This is a really interesting story shared by my colleague Patrick Allman on how he was convinced that every company needs social collaboration at work while sitting in the stands watching his son’s 2nd grade baseball game. A story of the old-way versus the new-way, providing a glaring example of how inefficient and outdated our current work tools have become.
The story unfolded like this. As Patrick’s 8-yr old son Jack came up to bat, he turned to his wife and 13-yr old daughter and challenged them to take a picture of Jack and share it with the rest of his extended family that could not be at the game. Whoever completes the task the fastest wins. They both agreed, his wife not knowing what was about to happen.
As Jack entered the batter’s box, his wife (Taylor) gets ready with her fancy Nikon digital camera. She dials in the lens, adjusts her shutter speed, and checks the lighting, determined to get the best picture to share and win the challenge. Meanwhile, his 13-yr old (Sydney) raises her iPhone with one hand, taps the screen with her thumb, makes a few other taps, then lowers her hand and announces, “I’m done.”
The New Way – Easy Social Collaboration
Taylor, confused, says “What do you mean?” Sydney repeats again, “I’m done.” Then explains further, “I took the picture and shared it with all of our family, cousins, aunts, and uncles. I won.” After glancing down at her phone again, she says “Oh and Rachel and Lauren have already viewed it and Liked it. And Matthew just commented. He says it looks like that bat is too big for Jack, tell him to choke up or get a smaller bat next time up.”
After Jack grounds out, Sydney rushes over to talk with him as he returns to the dugout. She tells him Matthew thinks he needs to use a lighter bat next time. Matthew is an expert in Jack’s eyes, as he’s 18-yrs old and a lifelong baseball player. Jack listens and agrees to use a lighter bat next time.
As Sydney returns to the bleachers, Patrick was amazed at the effortless real time collaboration that just occurred. Using the power of social collaboration, Sydney was able to instantly share data, engage an expert to provide insight, then immediately relay that expert insight to the right person, allowing them to make an immediate adjustment.
The Old Way – Overly Complicated Processes
For comparison, Patrick asked Taylor what her plan was for completing the challenge.

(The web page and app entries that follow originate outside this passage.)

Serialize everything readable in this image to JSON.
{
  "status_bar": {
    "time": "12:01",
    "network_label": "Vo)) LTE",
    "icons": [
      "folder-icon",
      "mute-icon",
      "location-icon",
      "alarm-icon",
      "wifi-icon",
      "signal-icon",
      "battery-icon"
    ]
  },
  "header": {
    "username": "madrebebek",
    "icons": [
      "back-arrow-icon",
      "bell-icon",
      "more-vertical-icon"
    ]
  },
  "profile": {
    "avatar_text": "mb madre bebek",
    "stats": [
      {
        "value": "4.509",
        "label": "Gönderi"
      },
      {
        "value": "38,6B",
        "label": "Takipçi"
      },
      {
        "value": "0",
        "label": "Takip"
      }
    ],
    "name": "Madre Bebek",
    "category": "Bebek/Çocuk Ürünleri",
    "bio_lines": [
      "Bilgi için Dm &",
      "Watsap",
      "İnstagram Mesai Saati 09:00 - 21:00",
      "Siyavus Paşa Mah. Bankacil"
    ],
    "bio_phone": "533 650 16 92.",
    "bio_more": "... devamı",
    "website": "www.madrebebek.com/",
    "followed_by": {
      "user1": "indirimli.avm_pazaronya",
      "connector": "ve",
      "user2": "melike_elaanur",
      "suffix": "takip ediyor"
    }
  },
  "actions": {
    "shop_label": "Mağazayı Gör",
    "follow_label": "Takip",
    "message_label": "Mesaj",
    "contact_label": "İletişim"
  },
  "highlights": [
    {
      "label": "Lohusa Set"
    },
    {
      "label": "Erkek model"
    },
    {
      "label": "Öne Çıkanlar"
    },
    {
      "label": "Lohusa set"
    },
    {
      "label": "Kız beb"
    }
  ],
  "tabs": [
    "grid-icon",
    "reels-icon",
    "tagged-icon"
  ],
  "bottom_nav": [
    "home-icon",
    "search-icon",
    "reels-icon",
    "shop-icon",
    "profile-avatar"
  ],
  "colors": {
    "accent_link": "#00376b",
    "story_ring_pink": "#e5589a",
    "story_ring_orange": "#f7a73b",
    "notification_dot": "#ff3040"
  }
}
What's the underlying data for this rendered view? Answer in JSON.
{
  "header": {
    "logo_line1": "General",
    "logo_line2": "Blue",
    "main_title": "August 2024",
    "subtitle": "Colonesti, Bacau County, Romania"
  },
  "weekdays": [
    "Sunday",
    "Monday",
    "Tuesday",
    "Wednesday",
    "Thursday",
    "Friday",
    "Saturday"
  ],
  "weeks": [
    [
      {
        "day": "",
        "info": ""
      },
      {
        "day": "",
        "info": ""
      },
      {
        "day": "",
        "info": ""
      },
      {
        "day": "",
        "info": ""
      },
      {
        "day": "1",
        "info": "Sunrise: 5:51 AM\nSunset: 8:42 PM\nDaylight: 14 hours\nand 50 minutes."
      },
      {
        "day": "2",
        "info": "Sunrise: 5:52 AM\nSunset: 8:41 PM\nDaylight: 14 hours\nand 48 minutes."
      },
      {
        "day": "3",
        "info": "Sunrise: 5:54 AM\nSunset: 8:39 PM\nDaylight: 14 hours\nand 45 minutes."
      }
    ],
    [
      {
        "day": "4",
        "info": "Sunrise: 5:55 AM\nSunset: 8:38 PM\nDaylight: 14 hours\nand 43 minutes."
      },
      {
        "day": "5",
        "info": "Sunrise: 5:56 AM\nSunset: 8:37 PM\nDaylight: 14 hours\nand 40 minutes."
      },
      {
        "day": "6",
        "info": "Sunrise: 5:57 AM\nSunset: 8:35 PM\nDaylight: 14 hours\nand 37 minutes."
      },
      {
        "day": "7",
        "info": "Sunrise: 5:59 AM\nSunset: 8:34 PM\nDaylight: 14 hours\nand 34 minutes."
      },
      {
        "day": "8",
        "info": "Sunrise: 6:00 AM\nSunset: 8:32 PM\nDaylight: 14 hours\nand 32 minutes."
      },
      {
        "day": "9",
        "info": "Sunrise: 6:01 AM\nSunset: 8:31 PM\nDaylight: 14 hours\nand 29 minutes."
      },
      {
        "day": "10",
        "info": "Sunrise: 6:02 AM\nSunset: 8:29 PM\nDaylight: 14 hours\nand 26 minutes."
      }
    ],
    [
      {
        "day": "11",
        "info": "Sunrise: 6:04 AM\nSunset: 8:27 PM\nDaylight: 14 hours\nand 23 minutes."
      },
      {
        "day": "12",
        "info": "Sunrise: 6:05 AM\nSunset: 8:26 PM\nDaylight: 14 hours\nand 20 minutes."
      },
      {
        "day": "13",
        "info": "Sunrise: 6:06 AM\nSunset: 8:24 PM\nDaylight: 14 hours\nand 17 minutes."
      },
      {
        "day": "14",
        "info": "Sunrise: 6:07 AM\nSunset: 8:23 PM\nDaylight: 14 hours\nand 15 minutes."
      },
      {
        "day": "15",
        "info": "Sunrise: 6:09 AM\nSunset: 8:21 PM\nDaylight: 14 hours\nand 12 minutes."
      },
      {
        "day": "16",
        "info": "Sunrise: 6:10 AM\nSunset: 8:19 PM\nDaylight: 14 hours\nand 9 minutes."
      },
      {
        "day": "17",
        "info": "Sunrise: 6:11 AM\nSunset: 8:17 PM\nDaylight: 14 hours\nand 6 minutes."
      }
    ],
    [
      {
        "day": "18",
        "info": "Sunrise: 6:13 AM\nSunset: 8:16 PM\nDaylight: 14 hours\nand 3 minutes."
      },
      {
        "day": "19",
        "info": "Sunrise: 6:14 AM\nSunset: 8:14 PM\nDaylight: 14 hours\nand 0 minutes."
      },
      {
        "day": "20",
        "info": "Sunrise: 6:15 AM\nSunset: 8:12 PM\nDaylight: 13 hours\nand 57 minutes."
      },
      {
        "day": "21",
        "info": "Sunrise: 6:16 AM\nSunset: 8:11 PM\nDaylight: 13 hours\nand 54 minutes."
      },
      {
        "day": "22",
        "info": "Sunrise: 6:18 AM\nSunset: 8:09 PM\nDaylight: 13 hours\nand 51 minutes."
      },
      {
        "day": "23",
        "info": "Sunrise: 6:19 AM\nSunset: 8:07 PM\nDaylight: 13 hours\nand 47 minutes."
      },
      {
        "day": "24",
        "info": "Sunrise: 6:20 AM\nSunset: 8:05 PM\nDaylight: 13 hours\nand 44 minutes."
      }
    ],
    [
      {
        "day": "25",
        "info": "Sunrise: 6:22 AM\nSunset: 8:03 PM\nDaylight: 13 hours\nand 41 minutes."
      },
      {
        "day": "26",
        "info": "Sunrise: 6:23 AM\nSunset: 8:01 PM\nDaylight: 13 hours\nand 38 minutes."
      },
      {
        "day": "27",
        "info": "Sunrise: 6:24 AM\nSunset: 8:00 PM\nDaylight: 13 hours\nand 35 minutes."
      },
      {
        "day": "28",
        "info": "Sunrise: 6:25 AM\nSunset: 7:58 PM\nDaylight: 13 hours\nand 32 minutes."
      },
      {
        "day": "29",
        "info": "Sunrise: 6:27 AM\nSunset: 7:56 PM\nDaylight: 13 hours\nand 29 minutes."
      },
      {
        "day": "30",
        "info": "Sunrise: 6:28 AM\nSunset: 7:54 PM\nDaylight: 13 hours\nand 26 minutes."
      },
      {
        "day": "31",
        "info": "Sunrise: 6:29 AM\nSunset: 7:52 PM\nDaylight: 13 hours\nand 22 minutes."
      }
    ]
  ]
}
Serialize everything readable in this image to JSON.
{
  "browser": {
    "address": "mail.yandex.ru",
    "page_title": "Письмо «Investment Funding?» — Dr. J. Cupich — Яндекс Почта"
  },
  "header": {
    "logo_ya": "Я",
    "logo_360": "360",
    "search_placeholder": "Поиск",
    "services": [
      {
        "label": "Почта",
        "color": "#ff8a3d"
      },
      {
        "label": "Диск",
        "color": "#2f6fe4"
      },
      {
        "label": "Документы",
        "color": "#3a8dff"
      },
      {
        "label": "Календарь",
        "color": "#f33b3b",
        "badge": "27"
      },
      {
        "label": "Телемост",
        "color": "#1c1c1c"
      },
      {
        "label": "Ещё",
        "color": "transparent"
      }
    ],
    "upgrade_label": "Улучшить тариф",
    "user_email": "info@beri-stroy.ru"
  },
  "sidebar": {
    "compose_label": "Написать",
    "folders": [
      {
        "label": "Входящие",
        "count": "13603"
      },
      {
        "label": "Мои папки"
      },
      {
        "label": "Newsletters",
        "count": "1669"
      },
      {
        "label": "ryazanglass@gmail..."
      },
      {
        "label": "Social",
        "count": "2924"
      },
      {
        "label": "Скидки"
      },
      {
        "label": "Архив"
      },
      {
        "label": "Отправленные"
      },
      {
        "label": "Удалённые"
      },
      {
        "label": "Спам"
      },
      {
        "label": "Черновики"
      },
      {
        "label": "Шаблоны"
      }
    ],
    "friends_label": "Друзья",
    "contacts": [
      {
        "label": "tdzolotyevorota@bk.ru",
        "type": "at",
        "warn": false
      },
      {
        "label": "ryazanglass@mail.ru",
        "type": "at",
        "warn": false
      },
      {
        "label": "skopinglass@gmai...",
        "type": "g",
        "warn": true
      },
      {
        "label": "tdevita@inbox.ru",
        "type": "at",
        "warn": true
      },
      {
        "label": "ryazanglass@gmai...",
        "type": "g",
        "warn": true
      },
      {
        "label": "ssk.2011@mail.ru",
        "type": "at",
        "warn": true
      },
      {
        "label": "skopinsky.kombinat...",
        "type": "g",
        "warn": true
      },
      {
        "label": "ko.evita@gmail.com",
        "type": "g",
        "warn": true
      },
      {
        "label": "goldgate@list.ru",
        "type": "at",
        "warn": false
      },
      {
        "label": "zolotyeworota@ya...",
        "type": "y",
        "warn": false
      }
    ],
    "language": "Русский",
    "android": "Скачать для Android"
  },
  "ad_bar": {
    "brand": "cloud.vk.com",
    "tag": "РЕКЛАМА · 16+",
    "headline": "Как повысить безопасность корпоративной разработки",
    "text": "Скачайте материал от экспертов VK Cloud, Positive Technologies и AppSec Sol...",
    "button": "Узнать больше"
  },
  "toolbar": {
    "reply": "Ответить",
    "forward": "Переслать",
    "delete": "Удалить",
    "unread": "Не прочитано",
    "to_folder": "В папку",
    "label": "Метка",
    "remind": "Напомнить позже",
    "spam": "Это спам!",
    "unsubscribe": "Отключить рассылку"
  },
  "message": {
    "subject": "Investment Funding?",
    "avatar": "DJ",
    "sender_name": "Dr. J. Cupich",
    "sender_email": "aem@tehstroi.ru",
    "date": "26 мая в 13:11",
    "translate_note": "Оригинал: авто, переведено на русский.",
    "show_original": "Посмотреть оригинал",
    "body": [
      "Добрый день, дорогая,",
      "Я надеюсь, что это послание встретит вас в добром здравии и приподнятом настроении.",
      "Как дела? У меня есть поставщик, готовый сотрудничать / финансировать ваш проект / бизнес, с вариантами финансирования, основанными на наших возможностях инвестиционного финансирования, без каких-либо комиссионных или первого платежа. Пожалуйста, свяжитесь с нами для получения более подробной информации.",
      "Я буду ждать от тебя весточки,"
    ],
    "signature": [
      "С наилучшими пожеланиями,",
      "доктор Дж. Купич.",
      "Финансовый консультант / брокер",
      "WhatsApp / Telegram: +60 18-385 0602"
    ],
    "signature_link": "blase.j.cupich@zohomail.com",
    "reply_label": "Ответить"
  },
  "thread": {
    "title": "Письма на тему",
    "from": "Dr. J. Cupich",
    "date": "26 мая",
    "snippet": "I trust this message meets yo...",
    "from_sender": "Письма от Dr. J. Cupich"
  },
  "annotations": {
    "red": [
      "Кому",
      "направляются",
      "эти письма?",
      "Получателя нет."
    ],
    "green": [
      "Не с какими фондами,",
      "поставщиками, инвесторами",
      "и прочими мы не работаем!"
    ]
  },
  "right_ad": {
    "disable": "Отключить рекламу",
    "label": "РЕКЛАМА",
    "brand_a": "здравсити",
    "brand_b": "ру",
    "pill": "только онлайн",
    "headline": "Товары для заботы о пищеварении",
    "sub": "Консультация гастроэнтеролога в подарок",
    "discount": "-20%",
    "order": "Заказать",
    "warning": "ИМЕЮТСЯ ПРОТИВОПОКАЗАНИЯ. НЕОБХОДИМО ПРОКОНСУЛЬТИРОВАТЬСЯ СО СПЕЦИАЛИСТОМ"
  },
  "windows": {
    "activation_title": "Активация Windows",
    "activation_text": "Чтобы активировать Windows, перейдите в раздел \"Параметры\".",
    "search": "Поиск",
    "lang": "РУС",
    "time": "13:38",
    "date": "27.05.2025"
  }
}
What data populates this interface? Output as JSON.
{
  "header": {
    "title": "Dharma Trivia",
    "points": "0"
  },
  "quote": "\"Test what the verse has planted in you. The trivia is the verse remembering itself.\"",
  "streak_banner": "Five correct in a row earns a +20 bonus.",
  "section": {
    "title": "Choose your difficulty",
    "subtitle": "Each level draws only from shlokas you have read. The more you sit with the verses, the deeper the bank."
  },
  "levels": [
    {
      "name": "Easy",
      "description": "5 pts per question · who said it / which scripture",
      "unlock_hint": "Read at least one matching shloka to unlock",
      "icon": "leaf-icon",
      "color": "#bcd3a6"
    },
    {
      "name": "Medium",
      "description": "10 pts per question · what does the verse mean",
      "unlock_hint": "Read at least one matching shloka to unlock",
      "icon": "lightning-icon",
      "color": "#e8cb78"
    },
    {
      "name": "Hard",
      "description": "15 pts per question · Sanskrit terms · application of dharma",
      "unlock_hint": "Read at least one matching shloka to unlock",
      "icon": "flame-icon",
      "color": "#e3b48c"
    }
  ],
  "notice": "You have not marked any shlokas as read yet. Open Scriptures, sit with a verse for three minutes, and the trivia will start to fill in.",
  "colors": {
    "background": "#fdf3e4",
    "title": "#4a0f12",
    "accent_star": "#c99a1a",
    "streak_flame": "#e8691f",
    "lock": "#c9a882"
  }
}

She explained she was going to go home and when she found some time in the next few days, she would take the SD card out of her camera, find her SD-to-USB adapter, plug the SD card into the adapter, then plug the adapter into her computer and download the pictures onto her computer. She would then search through the 200+ pictures, find the picture of Jack, rename it, then upload and attach it to an email. She would then enter all the email addresses on the cc line in the email, hoping she didn’t leave anybody out by mistake. She would then send the email.
Sydney was shocked and confused “Why would you do all that?!? That’s silly. So much work, and nobody cares about that picture in 3 days, mom.”
Taylor’s process was not broken. It worked and it would have completed the task eventually. The eye opener is Taylor had no idea how inefficient and slow her process was, until she saw a better, faster, easier alternative.
Going further, Taylor could have taken the picture with her own iPhone, then attached the photo to an email and sent it from her phone while still at the game. However, the instant collaboration which Sydney achieved sharing via a social network would not have happened over email. The culture of email is a 24-hour response time is satisfactory. 24 hours in a social network is an eternity.
Effortless Organic Collaboration
The obvious lesson here is how fast information travels via social networks, and how quickly important information can be shared, consumed, and acted upon.
The less obvious, but more powerful lesson, is how collaboration naturally occurs in social networks. No one had to train Sydney & Matthew with a top down forced mandate of ”we are going to use this new tool to be more collaborative and get real time information to our players so they can make better decisions…”.
Instead, Sydney & Matthew chose to use the tool, because it was so easy to use. They naturally shared information, and the culture of social networks delivered the information instantly, so the right person received the right information, at the right time, allowing them to make an immediate informed decision. This type of collaboration just does not occur in email.
Even if Taylor had emailed the photo during the game, she would likely not have received any responses until well after the game was over. Jack would have used the wrong bat for the rest of the game! His double and triple later in the game may have been strike-outs. Lucky for the Rockies, Sydney is using updated real time collaboration tools, which just may have been the difference between winning and losing this game.
Social Collaboration at Your Company
Is your company still attempting to collaborate over email? CC’ing all team members. Waiting 24 hours for each response, extending project and task completion by days, weeks, even months. Or are you using other outdated clunky enterprise software your users rebel against?
Taylor had an Aha moment when she realized her existing process, which had worked for so long, was no longer necessary or efficient. She wondered why it had taken her so long to realize there was a new easier way. When will you have your aha moment?
If you are ready for effortless and immediate collaboration, give Enterprise Social networks like MangoApps a try. Your employees will begin to connect, communicate, and collaborate like never before. Just as in the baseball example above, technology gets out of the way, and allows workers to easily and freely share information. Get more done in less time.